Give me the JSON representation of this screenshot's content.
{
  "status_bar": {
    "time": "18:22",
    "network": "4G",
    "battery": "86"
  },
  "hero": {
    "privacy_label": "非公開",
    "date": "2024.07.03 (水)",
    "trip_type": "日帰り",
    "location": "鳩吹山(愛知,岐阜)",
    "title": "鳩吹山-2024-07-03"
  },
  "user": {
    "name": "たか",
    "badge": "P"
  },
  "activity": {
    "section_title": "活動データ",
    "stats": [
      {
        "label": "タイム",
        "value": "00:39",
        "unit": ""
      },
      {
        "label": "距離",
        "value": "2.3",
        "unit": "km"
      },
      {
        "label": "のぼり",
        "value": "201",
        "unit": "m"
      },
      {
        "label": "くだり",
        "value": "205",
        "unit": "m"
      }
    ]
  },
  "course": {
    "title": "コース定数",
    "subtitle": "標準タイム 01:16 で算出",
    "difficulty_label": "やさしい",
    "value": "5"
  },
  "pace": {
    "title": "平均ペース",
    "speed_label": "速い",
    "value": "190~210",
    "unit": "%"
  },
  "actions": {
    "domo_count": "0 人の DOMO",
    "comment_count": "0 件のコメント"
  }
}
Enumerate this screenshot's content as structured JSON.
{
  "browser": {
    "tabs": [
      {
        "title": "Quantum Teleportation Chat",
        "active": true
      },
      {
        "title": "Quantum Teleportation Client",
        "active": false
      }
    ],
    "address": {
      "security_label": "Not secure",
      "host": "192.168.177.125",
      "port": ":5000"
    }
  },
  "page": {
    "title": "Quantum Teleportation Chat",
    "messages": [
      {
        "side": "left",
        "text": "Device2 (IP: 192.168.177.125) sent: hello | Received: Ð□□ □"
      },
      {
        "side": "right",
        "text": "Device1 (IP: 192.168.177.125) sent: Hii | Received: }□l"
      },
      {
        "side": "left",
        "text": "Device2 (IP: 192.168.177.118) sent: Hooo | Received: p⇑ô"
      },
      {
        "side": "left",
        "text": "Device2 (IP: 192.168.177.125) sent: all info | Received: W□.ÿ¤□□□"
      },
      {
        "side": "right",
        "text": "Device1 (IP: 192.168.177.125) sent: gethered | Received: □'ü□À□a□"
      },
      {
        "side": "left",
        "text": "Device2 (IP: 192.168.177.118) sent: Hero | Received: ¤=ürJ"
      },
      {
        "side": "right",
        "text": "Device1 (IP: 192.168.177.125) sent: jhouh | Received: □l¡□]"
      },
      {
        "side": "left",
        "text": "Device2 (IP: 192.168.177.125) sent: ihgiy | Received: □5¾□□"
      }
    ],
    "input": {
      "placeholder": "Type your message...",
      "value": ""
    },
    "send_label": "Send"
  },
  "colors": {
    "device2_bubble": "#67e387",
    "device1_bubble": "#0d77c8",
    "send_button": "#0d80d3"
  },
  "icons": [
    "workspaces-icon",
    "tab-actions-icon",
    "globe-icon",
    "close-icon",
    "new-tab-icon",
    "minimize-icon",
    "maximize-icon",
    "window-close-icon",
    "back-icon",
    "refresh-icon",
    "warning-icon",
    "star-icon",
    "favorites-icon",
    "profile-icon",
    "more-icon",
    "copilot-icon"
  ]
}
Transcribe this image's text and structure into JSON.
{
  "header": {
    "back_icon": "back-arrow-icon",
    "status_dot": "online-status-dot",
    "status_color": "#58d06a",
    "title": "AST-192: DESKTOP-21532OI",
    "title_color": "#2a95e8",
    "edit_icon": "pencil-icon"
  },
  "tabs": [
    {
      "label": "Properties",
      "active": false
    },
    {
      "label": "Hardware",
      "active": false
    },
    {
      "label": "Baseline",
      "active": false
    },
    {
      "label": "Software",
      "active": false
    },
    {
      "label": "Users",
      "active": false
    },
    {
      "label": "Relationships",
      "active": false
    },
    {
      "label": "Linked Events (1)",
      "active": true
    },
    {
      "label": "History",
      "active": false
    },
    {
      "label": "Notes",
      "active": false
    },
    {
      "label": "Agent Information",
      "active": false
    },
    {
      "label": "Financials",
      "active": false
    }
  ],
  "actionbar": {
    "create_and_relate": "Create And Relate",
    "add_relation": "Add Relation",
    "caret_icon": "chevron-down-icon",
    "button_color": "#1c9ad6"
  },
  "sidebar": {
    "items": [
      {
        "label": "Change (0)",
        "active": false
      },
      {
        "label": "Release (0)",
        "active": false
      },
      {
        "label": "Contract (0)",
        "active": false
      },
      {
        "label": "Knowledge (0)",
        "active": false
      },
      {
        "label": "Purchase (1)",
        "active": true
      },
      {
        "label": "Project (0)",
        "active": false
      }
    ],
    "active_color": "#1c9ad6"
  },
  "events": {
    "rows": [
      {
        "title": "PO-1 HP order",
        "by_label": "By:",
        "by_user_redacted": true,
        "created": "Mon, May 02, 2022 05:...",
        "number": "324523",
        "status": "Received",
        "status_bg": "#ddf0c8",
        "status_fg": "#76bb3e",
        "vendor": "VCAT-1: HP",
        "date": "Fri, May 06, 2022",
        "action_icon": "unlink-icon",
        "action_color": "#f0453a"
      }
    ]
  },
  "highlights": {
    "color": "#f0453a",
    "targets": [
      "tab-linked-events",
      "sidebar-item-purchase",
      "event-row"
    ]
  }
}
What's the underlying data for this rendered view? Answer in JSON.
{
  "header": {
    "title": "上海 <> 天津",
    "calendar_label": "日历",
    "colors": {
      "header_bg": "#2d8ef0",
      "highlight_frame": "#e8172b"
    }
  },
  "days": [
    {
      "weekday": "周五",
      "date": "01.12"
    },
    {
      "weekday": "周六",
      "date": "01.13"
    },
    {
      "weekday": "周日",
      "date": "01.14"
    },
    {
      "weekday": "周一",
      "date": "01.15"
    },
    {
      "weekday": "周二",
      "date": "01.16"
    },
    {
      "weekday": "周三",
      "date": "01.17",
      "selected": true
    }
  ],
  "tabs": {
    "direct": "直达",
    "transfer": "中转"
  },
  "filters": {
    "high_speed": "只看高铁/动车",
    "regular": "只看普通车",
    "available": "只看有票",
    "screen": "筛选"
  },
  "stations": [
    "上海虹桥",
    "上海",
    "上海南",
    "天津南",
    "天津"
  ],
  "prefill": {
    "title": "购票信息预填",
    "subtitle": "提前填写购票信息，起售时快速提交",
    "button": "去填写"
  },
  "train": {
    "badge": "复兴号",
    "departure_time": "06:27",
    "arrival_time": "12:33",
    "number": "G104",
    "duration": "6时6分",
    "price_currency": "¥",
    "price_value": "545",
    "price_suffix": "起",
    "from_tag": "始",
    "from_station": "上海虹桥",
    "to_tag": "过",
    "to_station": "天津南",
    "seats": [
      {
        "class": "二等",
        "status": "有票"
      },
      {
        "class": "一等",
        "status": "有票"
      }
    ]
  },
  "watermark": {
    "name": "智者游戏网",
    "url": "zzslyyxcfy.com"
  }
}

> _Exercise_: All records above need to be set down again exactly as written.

> _Task result_:
Give me the JSON representation of this screenshot's content.
{
  "status_bar": {
    "time": "18:22",
    "network": "4G",
    "battery": "86"
  },
  "hero": {
    "privacy_label": "非公開",
    "date": "2024.07.03 (水)",
    "trip_type": "日帰り",
    "location": "鳩吹山(愛知,岐阜)",
    "title": "鳩吹山-2024-07-03"
  },
  "user": {
    "name": "たか",
    "badge": "P"
  },
  "activity": {
    "section_title": "活動データ",
    "stats": [
      {
        "label": "タイム",
        "value": "00:39",
        "unit": ""
      },
      {
        "label": "距離",
        "value": "2.3",
        "unit": "km"
      },
      {
        "label": "のぼり",
        "value": "201",
        "unit": "m"
      },
      {
        "label": "くだり",
        "value": "205",
        "unit": "m"
      }
    ]
  },
  "course": {
    "title": "コース定数",
    "subtitle": "標準タイム 01:16 で算出",
    "difficulty_label": "やさしい",
    "value": "5"
  },
  "pace": {
    "title": "平均ペース",
    "speed_label": "速い",
    "value": "190~210",
    "unit": "%"
  },
  "actions": {
    "domo_count": "0 人の DOMO",
    "comment_count": "0 件のコメント"
  }
}
Enumerate this screenshot's content as structured JSON.
{
  "browser": {
    "tabs": [
      {
        "title": "Quantum Teleportation Chat",
        "active": true
      },
      {
        "title": "Quantum Teleportation Client",
        "active": false
      }
    ],
    "address": {
      "security_label": "Not secure",
      "host": "192.168.177.125",
      "port": ":5000"
    }
  },
  "page": {
    "title": "Quantum Teleportation Chat",
    "messages": [
      {
        "side": "left",
        "text": "Device2 (IP: 192.168.177.125) sent: hello | Received: Ð□□ □"
      },
      {
        "side": "right",
        "text": "Device1 (IP: 192.168.177.125) sent: Hii | Received: }□l"
      },
      {
        "side": "left",
        "text": "Device2 (IP: 192.168.177.118) sent: Hooo | Received: p⇑ô"
      },
      {
        "side": "left",
        "text": "Device2 (IP: 192.168.177.125) sent: all info | Received: W□.ÿ¤□□□"
      },
      {
        "side": "right",
        "text": "Device1 (IP: 192.168.177.125) sent: gethered | Received: □'ü□À□a□"
      },
      {
        "side": "left",
        "text": "Device2 (IP: 192.168.177.118) sent: Hero | Received: ¤=ürJ"
      },
      {
        "side": "right",
        "text": "Device1 (IP: 192.168.177.125) sent: jhouh | Received: □l¡□]"
      },
      {
        "side": "left",
        "text": "Device2 (IP: 192.168.177.125) sent: ihgiy | Received: □5¾□□"
      }
    ],
    "input": {
      "placeholder": "Type your message...",
      "value": ""
    },
    "send_label": "Send"
  },
  "colors": {
    "device2_bubble": "#67e387",
    "device1_bubble": "#0d77c8",
    "send_button": "#0d80d3"
  },
  "icons": [
    "workspaces-icon",
    "tab-actions-icon",
    "globe-icon",
    "close-icon",
    "new-tab-icon",
    "minimize-icon",
    "maximize-icon",
    "window-close-icon",
    "back-icon",
    "refresh-icon",
    "warning-icon",
    "star-icon",
    "favorites-icon",
    "profile-icon",
    "more-icon",
    "copilot-icon"
  ]
}
Transcribe this image's text and structure into JSON.
{
  "header": {
    "back_icon": "back-arrow-icon",
    "status_dot": "online-status-dot",
    "status_color": "#58d06a",
    "title": "AST-192: DESKTOP-21532OI",
    "title_color": "#2a95e8",
    "edit_icon": "pencil-icon"
  },
  "tabs": [
    {
      "label": "Properties",
      "active": false
    },
    {
      "label": "Hardware",
      "active": false
    },
    {
      "label": "Baseline",
      "active": false
    },
    {
      "label": "Software",
      "active": false
    },
    {
      "label": "Users",
      "active": false
    },
    {
      "label": "Relationships",
      "active": false
    },
    {
      "label": "Linked Events (1)",
      "active": true
    },
    {
      "label": "History",
      "active": false
    },
    {
      "label": "Notes",
      "active": false
    },
    {
      "label": "Agent Information",
      "active": false
    },
    {
      "label": "Financials",
      "active": false
    }
  ],
  "actionbar": {
    "create_and_relate": "Create And Relate",
    "add_relation": "Add Relation",
    "caret_icon": "chevron-down-icon",
    "button_color": "#1c9ad6"
  },
  "sidebar": {
    "items": [
      {
        "label": "Change (0)",
        "active": false
      },
      {
        "label": "Release (0)",
        "active": false
      },
      {
        "label": "Contract (0)",
        "active": false
      },
      {
        "label": "Knowledge (0)",
        "active": false
      },
      {
        "label": "Purchase (1)",
        "active": true
      },
      {
        "label": "Project (0)",
        "active": false
      }
    ],
    "active_color": "#1c9ad6"
  },
  "events": {
    "rows": [
      {
        "title": "PO-1 HP order",
        "by_label": "By:",
        "by_user_redacted": true,
        "created": "Mon, May 02, 2022 05:...",
        "number": "324523",
        "status": "Received",
        "status_bg": "#ddf0c8",
        "status_fg": "#76bb3e",
        "vendor": "VCAT-1: HP",
        "date": "Fri, May 06, 2022",
        "action_icon": "unlink-icon",
        "action_color": "#f0453a"
      }
    ]
  },
  "highlights": {
    "color": "#f0453a",
    "targets": [
      "tab-linked-events",
      "sidebar-item-purchase",
      "event-row"
    ]
  }
}
What's the underlying data for this rendered view? Answer in JSON.
{
  "header": {
    "title": "上海 <> 天津",
    "calendar_label": "日历",
    "colors": {
      "header_bg": "#2d8ef0",
      "highlight_frame": "#e8172b"
    }
  },
  "days": [
    {
      "weekday": "周五",
      "date": "01.12"
    },
    {
      "weekday": "周六",
      "date": "01.13"
    },
    {
      "weekday": "周日",
      "date": "01.14"
    },
    {
      "weekday": "周一",
      "date": "01.15"
    },
    {
      "weekday": "周二",
      "date": "01.16"
    },
    {
      "weekday": "周三",
      "date": "01.17",
      "selected": true
    }
  ],
  "tabs": {
    "direct": "直达",
    "transfer": "中转"
  },
  "filters": {
    "high_speed": "只看高铁/动车",
    "regular": "只看普通车",
    "available": "只看有票",
    "screen": "筛选"
  },
  "stations": [
    "上海虹桥",
    "上海",
    "上海南",
    "天津南",
    "天津"
  ],
  "prefill": {
    "title": "购票信息预填",
    "subtitle": "提前填写购票信息，起售时快速提交",
    "button": "去填写"
  },
  "train": {
    "badge": "复兴号",
    "departure_time": "06:27",
    "arrival_time": "12:33",
    "number": "G104",
    "duration": "6时6分",
    "price_currency": "¥",
    "price_value": "545",
    "price_suffix": "起",
    "from_tag": "始",
    "from_station": "上海虹桥",
    "to_tag": "过",
    "to_station": "天津南",
    "seats": [
      {
        "class": "二等",
        "status": "有票"
      },
      {
        "class": "一等",
        "status": "有票"
      }
    ]
  },
  "watermark": {
    "name": "智者游戏网",
    "url": "zzslyyxcfy.com"
  }
}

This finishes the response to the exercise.